Drinking and urinating more than normal is medically called polydipsia (poly = many; dipsia = drinking) and polyuria (poly = many; uria = urine). Thirst and urine production are a delicate balance controlled by interactions between the brain and the kidneys. Increased urination stimulates thirst, as the body’s overall hydration decreases and stimulates thirst mechanisms in the brain. Sometimes the opposite can be true when excess thirst triggers urination, as can be seen with diseases like diabetes when the body tries to dilute toxins by drinking more and the diluted blood then stimulates increased urination.
What are the clinical signs?
A rabbit with polyuria and polydipsia will have increased water intake and increased urine output.
The water bowl might become empty more frequently and there might be more instances of urine production; the urine might appear lighter in colour and less concentrated, or the rabbit may be partially incontinent.
On average rabbits will drink 50-150 ml/kg/day, so a large 5 kg rabbit will normally drink up to 750 ml each day, so anything over that could be abnormal. Similarly, normal urine production is about 120-130 ml/kg/day, so a large 5 kg rabbit will urinate as much as 650 ml per day, so anything over that may be abnormal.
What causes polyuria/polydipsia?
The causes of polyuria and polydipsia can vary, but can include:
Diabetes or insulinoma (a tumour of the pancreas)
Renal (kidney) disease
Hepatic (liver) disease
Drugs, large quantities of sodium chloride
Other conditions like dehydration can stimulate thirst, but if the rabbit is dehydrated it will usually have decreased urine production. Similarly, rabbits can have incontinence from things such as bladder stones or bacterial infections, or it might spray in territorial/behavioural display, but this doesn’t necessarily mean the rabbit is producing more urine.
Psychogenic polydipsia may lead to polyuria. The condition may be behavioural or due to a physical problem and can only be deemed a cause of polydipsia and polyuria once other causes have been ruled out.
Rabbits with dental disease may try to fill themselves up on water, if eating is too painful; the rabbit will drink excessively in an attempt to feel full, which in turn will lead to increased urination. These rabbits will lose weight, condition and appear miserable. Bored, lonely or stressed rabbits may take comfort in drinking, especially from water bottles, as rabbits often like to ‘play’ with the ball-bearing in the tip of the bottle, leading to polydipsia and polyuria.
How will my vet diagnose polyuria/polydipsia?
As there are many different causes for polyuria and polydipsia, your vet will need to thoroughly evaluate the clinical signs and carry out some diagnostic tests to narrow down the root of the problem.
Blood tests and urinalysis are the most common and will assess kidney function, liver function and the presence of excess blood glucose, as is frequently seen in diabetes. This can usually be done quickly with a day stay in hospital and results are usually back within a few days if samples are sent to an external laboratory.
If bladder/kidney stones are suspected, radiographs or ultrasonography might also be required.

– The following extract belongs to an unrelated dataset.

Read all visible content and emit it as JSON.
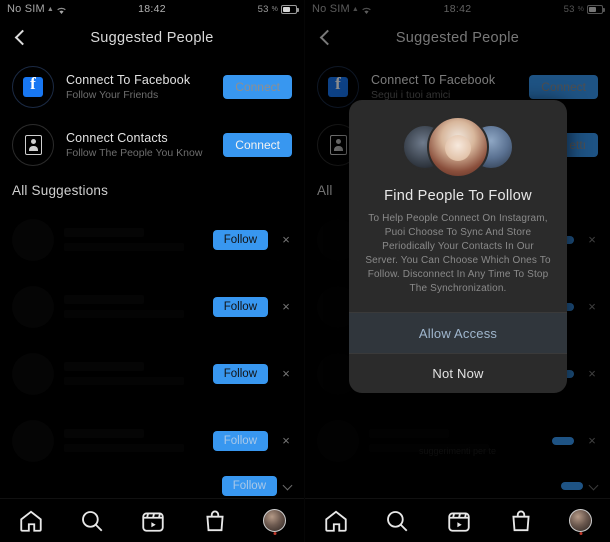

This usually requires sedation and a day stay in hospital.
Can my rabbit be treated?
Treatment of polyuria and polydipsia depends on the cause. For diabetes, it is important to treat the underlying cause which may include weight loss. For bladder stones, surgery and a change of diet may be needed.

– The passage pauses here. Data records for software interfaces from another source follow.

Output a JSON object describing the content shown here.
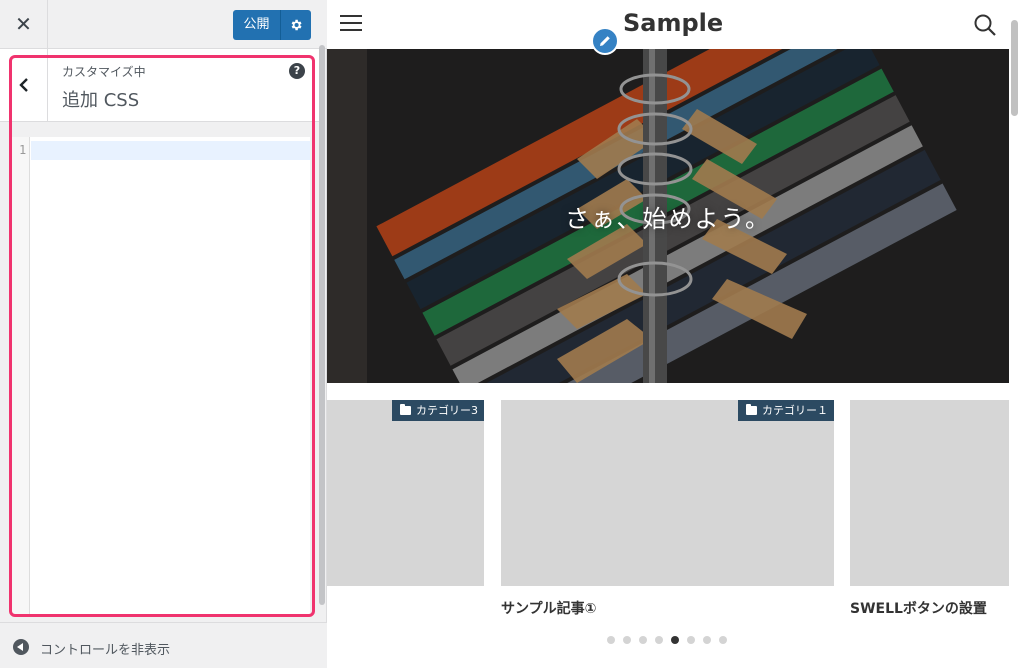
{
  "sidebar": {
    "close_glyph": "✕",
    "publish_label": "公開",
    "section_pre": "カスタマイズ中",
    "section_title": "追加 CSS",
    "help_glyph": "?",
    "editor": {
      "line_number": "1",
      "content": ""
    },
    "footer_label": "コントロールを非表示"
  },
  "preview": {
    "site_title": "Sample",
    "hero_text": "さぁ、始めよう。",
    "cards": [
      {
        "category": "カテゴリー3",
        "title": ""
      },
      {
        "category": "カテゴリー１",
        "title": "サンプル記事①"
      },
      {
        "category": "",
        "title": "SWELLボタンの設置"
      }
    ],
    "pagination": {
      "total": 8,
      "active": 5
    }
  },
  "colors": {
    "publish": "#2271b1",
    "highlight": "#f0336e",
    "category_badge": "#2c4a62",
    "edit_shortcut": "#3582c4"
  },
  "icons": [
    "close-icon",
    "gear-icon",
    "chevron-left-icon",
    "help-icon",
    "collapse-icon",
    "menu-icon",
    "pencil-icon",
    "search-icon",
    "folder-icon"
  ]
}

For kidney and liver disease, the rabbit may need to be admitted to hospital for fluid therapy and supportive care as well as further investigations to determine if the condition is reversible.
The living environment of rabbits suffering from psychogenic polydipsia and polyuria will need a thorough review, a physical examination should also be performed to determine the cause and best course of treatment.
Each problem will need to be addressed individually.
How can these conditions be prevented?
To help prevent the incidence of disease that can lead to polyuria and polydipsia, ensure that the rabbit is happy and healthy. The environment should be safe, secure and non-stressful. Ensure the housing offers shelter as well as space where the rabbit can exercise and exhibit normal behaviour.
The rabbit’s water bowl should be large enough to provide at least the daily water requirement, and water should always be clean and fresh.
Food should be suitable and not contribute to obesity or bladder/kidney stones. Provide environmental enrichment, such as places to hide, nesting material, toys to play with, wood for chewing, herbs to browse and soil to dig in.
Prevent overcrowded housing that can be stressful and promote unnecessary spread of disease. This includes reducing the likelihood of territorial aggression by avoiding housing the rabbit in close quarters with other that are un-neutered or of the same sex. Ensure prevention of disease by having your rabbit seen at least once a year by your vet for an all over check-up and dental examination.
Provide rapid treatment of disease by consulting your vet at the first sign of any abnormal signs such as lack of appetite, changes in drinking or urination, changes in activity level, hair loss, scratching, excessive grooming, drooling, teeth grinding, changes in hair coat, faecal soiling, flystrike, limping, among others.